Go through the entries below and copy each line that holds the word "title".

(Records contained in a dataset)
━━━━━━

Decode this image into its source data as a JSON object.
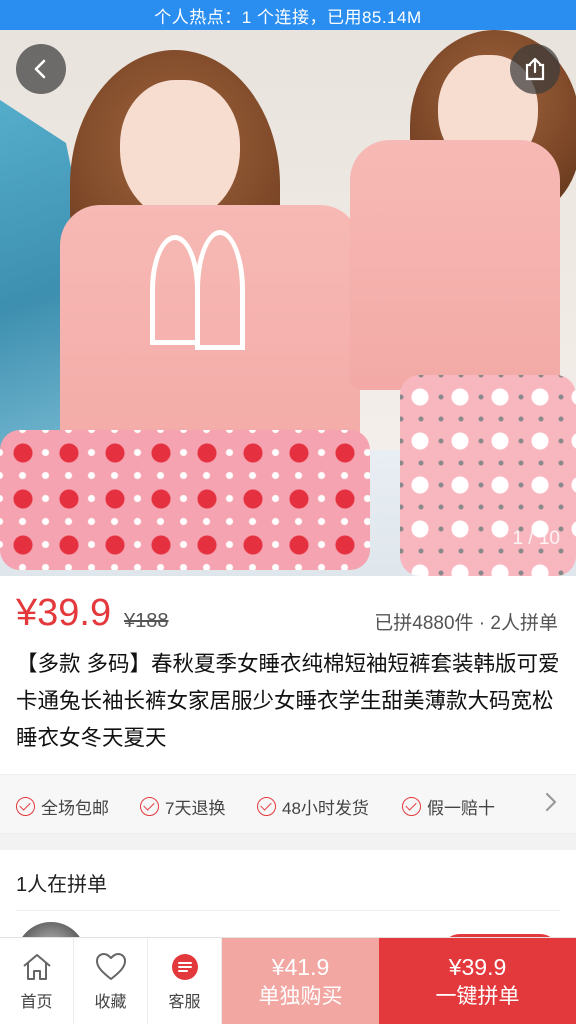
{
  "status_bar": {
    "text": "个人热点：1 个连接，已用85.14M"
  },
  "gallery": {
    "pager": "1 / 10",
    "back_icon": "chevron-left-icon",
    "share_icon": "share-icon"
  },
  "product": {
    "price": "¥39.9",
    "original_price": "¥188",
    "sold_info": "已拼4880件 · 2人拼单",
    "title": "【多款 多码】春秋夏季女睡衣纯棉短袖短裤套装韩版可爱卡通兔长袖长裤女家居服少女睡衣学生甜美薄款大码宽松睡衣女冬天夏天"
  },
  "promises": {
    "items": [
      {
        "label": "全场包邮"
      },
      {
        "label": "7天退换"
      },
      {
        "label": "48小时发货"
      },
      {
        "label": "假一赔十"
      }
    ],
    "more_icon": "chevron-right-icon"
  },
  "group": {
    "title": "1人在拼单"
  },
  "bottom_nav": {
    "home": "首页",
    "favorite": "收藏",
    "service": "客服",
    "buy_alone_price": "¥41.9",
    "buy_alone_label": "单独购买",
    "buy_group_price": "¥39.9",
    "buy_group_label": "一键拼单"
  },
  "colors": {
    "accent": "#e4393c",
    "accent_light": "#f2a7a3",
    "status_bar": "#2a8ef0"
  }
}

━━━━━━

* **Exercise answer**:
    "title": "【多款 多码】春秋夏季女睡衣纯棉短袖短裤套装韩版可爱卡通兔长袖长裤女家居服少女睡衣学生甜美薄款大码宽松睡衣女冬天夏天"
    "title": "1人在拼单"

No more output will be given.